***** Data provided
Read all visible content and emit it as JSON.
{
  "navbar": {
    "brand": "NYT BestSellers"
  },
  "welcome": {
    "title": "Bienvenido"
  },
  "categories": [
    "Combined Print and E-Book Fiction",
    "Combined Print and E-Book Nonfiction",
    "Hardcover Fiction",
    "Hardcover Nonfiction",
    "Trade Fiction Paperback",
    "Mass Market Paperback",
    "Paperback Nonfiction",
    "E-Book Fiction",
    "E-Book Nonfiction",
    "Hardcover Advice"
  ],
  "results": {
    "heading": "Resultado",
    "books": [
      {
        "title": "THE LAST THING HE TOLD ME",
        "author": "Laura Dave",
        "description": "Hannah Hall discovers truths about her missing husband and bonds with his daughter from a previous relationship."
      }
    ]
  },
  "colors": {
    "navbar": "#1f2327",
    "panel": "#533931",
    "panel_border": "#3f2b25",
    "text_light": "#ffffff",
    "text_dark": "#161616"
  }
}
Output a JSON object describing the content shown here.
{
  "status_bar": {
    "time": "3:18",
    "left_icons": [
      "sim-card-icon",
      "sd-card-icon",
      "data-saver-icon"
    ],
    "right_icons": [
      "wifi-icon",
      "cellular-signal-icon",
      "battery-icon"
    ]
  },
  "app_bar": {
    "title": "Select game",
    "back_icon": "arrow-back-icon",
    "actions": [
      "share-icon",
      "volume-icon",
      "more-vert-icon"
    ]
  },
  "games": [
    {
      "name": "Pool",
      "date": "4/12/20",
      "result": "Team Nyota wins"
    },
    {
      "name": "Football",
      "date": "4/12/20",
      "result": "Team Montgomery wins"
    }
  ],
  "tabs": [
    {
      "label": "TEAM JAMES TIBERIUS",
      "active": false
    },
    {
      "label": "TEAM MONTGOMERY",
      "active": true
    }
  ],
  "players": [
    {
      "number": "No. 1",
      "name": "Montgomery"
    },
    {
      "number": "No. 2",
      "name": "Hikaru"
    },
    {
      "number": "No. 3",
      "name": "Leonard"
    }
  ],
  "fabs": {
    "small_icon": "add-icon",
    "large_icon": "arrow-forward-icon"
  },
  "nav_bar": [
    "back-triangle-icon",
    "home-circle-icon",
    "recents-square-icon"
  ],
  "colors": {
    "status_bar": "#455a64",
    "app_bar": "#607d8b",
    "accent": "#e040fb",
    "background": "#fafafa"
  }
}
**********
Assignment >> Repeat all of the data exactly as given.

Answer for the task >>
Read all visible content and emit it as JSON.
{
  "navbar": {
    "brand": "NYT BestSellers"
  },
  "welcome": {
    "title": "Bienvenido"
  },
  "categories": [
    "Combined Print and E-Book Fiction",
    "Combined Print and E-Book Nonfiction",
    "Hardcover Fiction",
    "Hardcover Nonfiction",
    "Trade Fiction Paperback",
    "Mass Market Paperback",
    "Paperback Nonfiction",
    "E-Book Fiction",
    "E-Book Nonfiction",
    "Hardcover Advice"
  ],
  "results": {
    "heading": "Resultado",
    "books": [
      {
        "title": "THE LAST THING HE TOLD ME",
        "author": "Laura Dave",
        "description": "Hannah Hall discovers truths about her missing husband and bonds with his daughter from a previous relationship."
      }
    ]
  },
  "colors": {
    "navbar": "#1f2327",
    "panel": "#533931",
    "panel_border": "#3f2b25",
    "text_light": "#ffffff",
    "text_dark": "#161616"
  }
}
Output a JSON object describing the content shown here.
{
  "status_bar": {
    "time": "3:18",
    "left_icons": [
      "sim-card-icon",
      "sd-card-icon",
      "data-saver-icon"
    ],
    "right_icons": [
      "wifi-icon",
      "cellular-signal-icon",
      "battery-icon"
    ]
  },
  "app_bar": {
    "title": "Select game",
    "back_icon": "arrow-back-icon",
    "actions": [
      "share-icon",
      "volume-icon",
      "more-vert-icon"
    ]
  },
  "games": [
    {
      "name": "Pool",
      "date": "4/12/20",
      "result": "Team Nyota wins"
    },
    {
      "name": "Football",
      "date": "4/12/20",
      "result": "Team Montgomery wins"
    }
  ],
  "tabs": [
    {
      "label": "TEAM JAMES TIBERIUS",
      "active": false
    },
    {
      "label": "TEAM MONTGOMERY",
      "active": true
    }
  ],
  "players": [
    {
      "number": "No. 1",
      "name": "Montgomery"
    },
    {
      "number": "No. 2",
      "name": "Hikaru"
    },
    {
      "number": "No. 3",
      "name": "Leonard"
    }
  ],
  "fabs": {
    "small_icon": "add-icon",
    "large_icon": "arrow-forward-icon"
  },
  "nav_bar": [
    "back-triangle-icon",
    "home-circle-icon",
    "recents-square-icon"
  ],
  "colors": {
    "status_bar": "#455a64",
    "app_bar": "#607d8b",
    "accent": "#e040fb",
    "background": "#fafafa"
  }
}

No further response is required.